WASHINGTON (AP) — House Speaker Paul Ryan on Thursday lambasted high-tax states like California, New York and New Jersey, arguing the rest of the country is "propping up profligate, big-government states" even as they pay billions more in taxes than they receive in return from the federal government.
Ryan's attack came as he defended the Republican tax proposal that would repeal the federal deduction for state and local taxes, saying it has forced the rest of the country to support those states' high taxes and reckless spending.
House Republicans from those states are bucking President Donald Trump's tax overhaul package and GOP leadership over the popular tax deduction. The move to end the state-local deduction has angered GOP lawmakers and caused them to balk at supporting the nearly $6 trillion tax overhaul plan. The deduction is claimed by around 44 million people and costs the government an estimated $1.3 trillion in lost revenue over 10 years.
"States that got their act together are paying for states that didn't," Ryan said at an appearance at the conservative Heritage Foundation. He said the rest of the country is "propping up profligate, big-government states."
The three states send far more in taxes to Washington than they get back in federal spending, new data show. Divided by total state residents, New York gets back 81 cents for every $1 it pays in, New Jersey receives 74 cents and California, 96 cents, according to an analysis released last month by the Rockefeller Institute of Government.
New York contributed $48 billion more in taxes to the federal government than it received in government spending, the biggest deficit, the analysis found.
New Jersey gave $31 billion more in taxes than it got back and California $17 billion more, the data show. The figures were for the budget year ending Sept. 30, 2015.
Opposition to ending the deduction has brought forward an unusual alliance of the Republican lawmakers from high-tax states, state and local government officials, public employee labor unions and business groups like Realtors. Wary of the financial pinch their constituents and members could sustain from losing the deduction, they are pressing the Trump administration to reconsider.
"This is really almost like a life or death issue for districts like mine," says Republican Rep. Peter King, who represents a district on New York's Long Island. "This cannot be called a rich district. It serves a lot of middle-income people."

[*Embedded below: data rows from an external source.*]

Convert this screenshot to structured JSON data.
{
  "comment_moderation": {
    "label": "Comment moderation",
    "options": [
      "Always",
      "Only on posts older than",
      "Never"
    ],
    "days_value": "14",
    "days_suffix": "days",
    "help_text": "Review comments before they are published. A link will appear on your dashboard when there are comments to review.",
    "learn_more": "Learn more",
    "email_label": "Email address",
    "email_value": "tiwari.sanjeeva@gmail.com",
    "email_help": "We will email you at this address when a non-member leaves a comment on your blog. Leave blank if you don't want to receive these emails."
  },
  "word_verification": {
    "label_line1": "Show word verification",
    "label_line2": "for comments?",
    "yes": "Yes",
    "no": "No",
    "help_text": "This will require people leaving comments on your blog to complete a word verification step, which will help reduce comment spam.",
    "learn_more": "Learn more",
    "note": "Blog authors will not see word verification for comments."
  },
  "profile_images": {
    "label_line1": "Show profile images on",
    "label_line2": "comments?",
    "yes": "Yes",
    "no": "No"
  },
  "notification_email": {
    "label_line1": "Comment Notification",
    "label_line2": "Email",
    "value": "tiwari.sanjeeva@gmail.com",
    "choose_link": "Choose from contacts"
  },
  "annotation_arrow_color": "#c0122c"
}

With Republicans splintered, the future of the $6 trillion tax overhaul plan is threatened by GOP defections, even as the success of the package is a political imperative for Republicans who have pinned their hopes on notching a big legislative achievement to help them retain control of Congress in next year's elections.
Rep. Chris Collins, R-N.Y., a Trump ally, warned Wednesday that states such as New York, New Jersey, California and Illinois would need some "accommodations" to go along with eliminating the deduction for state and local taxes paid, possibly a cap on how much could be deducted.
Completely scrapping the deduction "would impact too many middle-income people," Collins said.
Some Republicans and a coalition of groups opposed to the changes contend that repealing it would subject people to being taxed twice and would amount to a federal revenue grab on the backs of homeowners who pay property taxes. And governors like New York's Andrew Cuomo, a potential 2020 presidential candidate, have rallied against the change.
"There will be a transfer of wealth of over a trillion dollars to the federal coffers," said Matt Chase, executive director of the National Association of Counties.
Randi Weingarten, president of the American Federation of Teachers, said eliminating the deduction would not only "devastate funding for public schools, infrastructure, law enforcement and other vital services" but also boost taxes on the middle class. "For what? Tax cuts for the wealthy."
The White House has argued that the plan is focused on helping middle-class workers, arguing that lowering corporate rates will boost jobs while the tax cuts and simpler tax code will reduce their burden.
Administration officials contend the rest of the nation shouldn't have to subsidize states like California and New York that use the state and local tax deduction in large numbers.
But that argument has drawn a strong retort from the states.
"New Yorkers send over $50 billion more to the U.S. government than they receive back. So New Yorkers, and in particular Long Islanders, are subsidizing the rest of the country; not the other way around as you suggested," wrote Kevin Law, president and CEO of the Long Island Association, in a letter to Treasury Secretary Steve Mnuchin.
A possible compromise floated by the state-local defenders cracked open another fault line: Homeowners would be forced to choose between two popular deductions — one for local property taxes under the state-local deduction, the other for mortgage interest.
Associated Press writers Frank Eltman in Massapequa Park, New York, and Kevin Freking in Washington contributed to this report.